STEVE Clisby has performed with some of the biggest names in music.
But he says his crowning achievement - at least in his mother’s eyes - was his stint on reality show The Voice.
The 70-year-old featured in the second season of the show, making it to the final eight, after a lengthy career in the US and Europe playing with musical greats like Tina Turner, Hot Chocolate, Kool & the Gang and Frank Zappa.
When he was eliminated, he got a copy of the show, flew to the United States, and watched it with his then 103-year-old mum.
“She was just excited. She couldn’t believe it,” Clisby recalls.
"She was very sort of relieved to know that I was doing well.”
It was the first time Clisby saw himself on the silver screen, because he wanted to live in the moment during the live portion of the show, not cringe as he watched episodes back.
"I think everybody, unless you’re deluded, has such a huge amount of self-criticism when they see themselves back," Clisby says.
Some would try to distance themselves from the spectre of a reality TV stint, but Clisby embraces his seemingly overnight success.
"I always felt very fortunate that we were able to reach people’s living rooms," he says.
"Most of the time you’ve gotta go out and prove yourself, in pubs and clubs, and I’ve been doing that for years, which is how I developed the following that I had.
"But, you know, you gotta play in a lot of pubs and clubs to play to 2 million people."
Clisby says being followed by this younger demographic is something he never expected.
"What I’m really fascinated by is how the younger generation embraced what I was doing," Clisby says.
"I think what they connected with was the realness of it. In a way, it was completely new to them to hear some music that is not sort of production-line generic, computer-based stuff that sounds the same."
Clisby reportedly once jammed with Jimi Hendrix, and it’s clear his rock’n’roll roots are a strong influence when it comes to his love of classical production.
"The magic of four or five musicians playing together and creating a certain vibe, a certain energy is intangible, and it’s real," Clisby says.

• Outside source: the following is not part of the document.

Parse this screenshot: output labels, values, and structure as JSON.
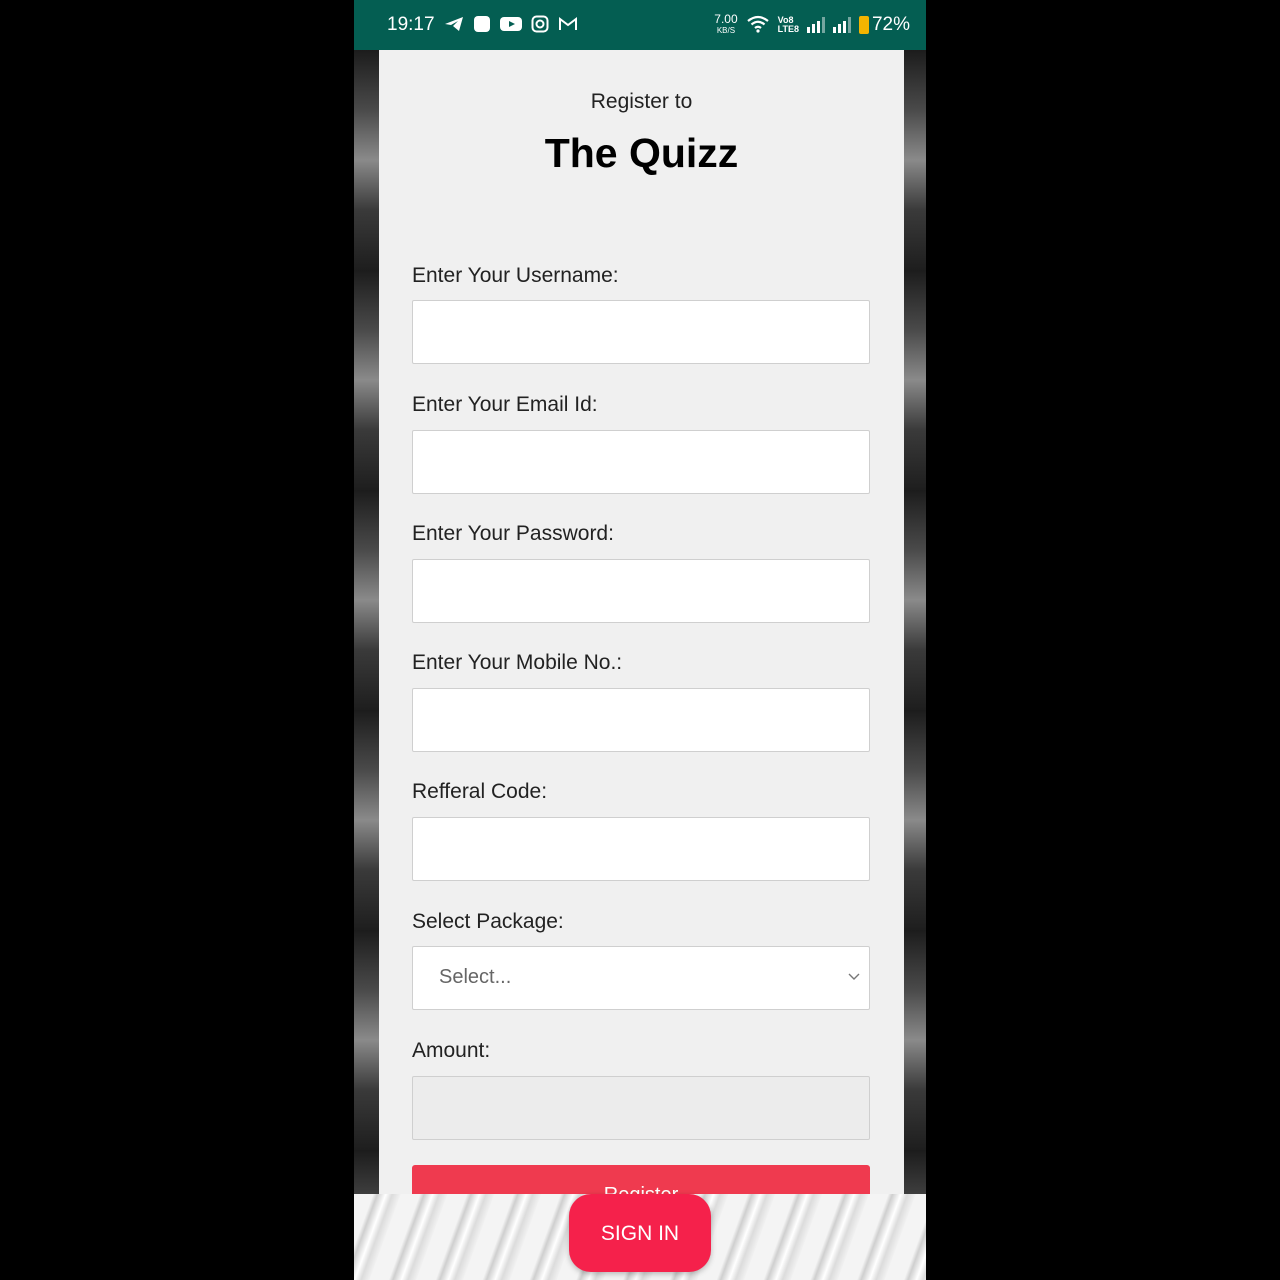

"That’s how records were made in the past. That’s why we have a great legacy of pop music and all these great songs: they were created with rhythm sections and by people playing together and capturing it on some kind of recorded medium."

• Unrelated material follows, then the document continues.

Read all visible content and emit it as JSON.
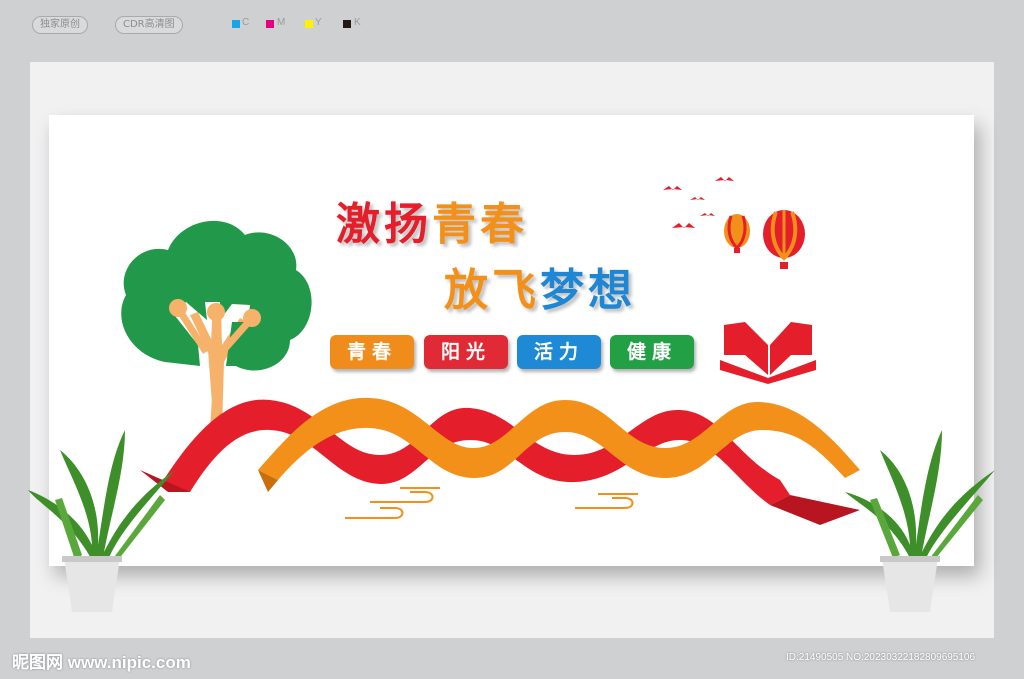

Clisby plays at the Brass Monkey on Sunday, December 4.
"You can expect a hell of a lot of energy," Clisby says.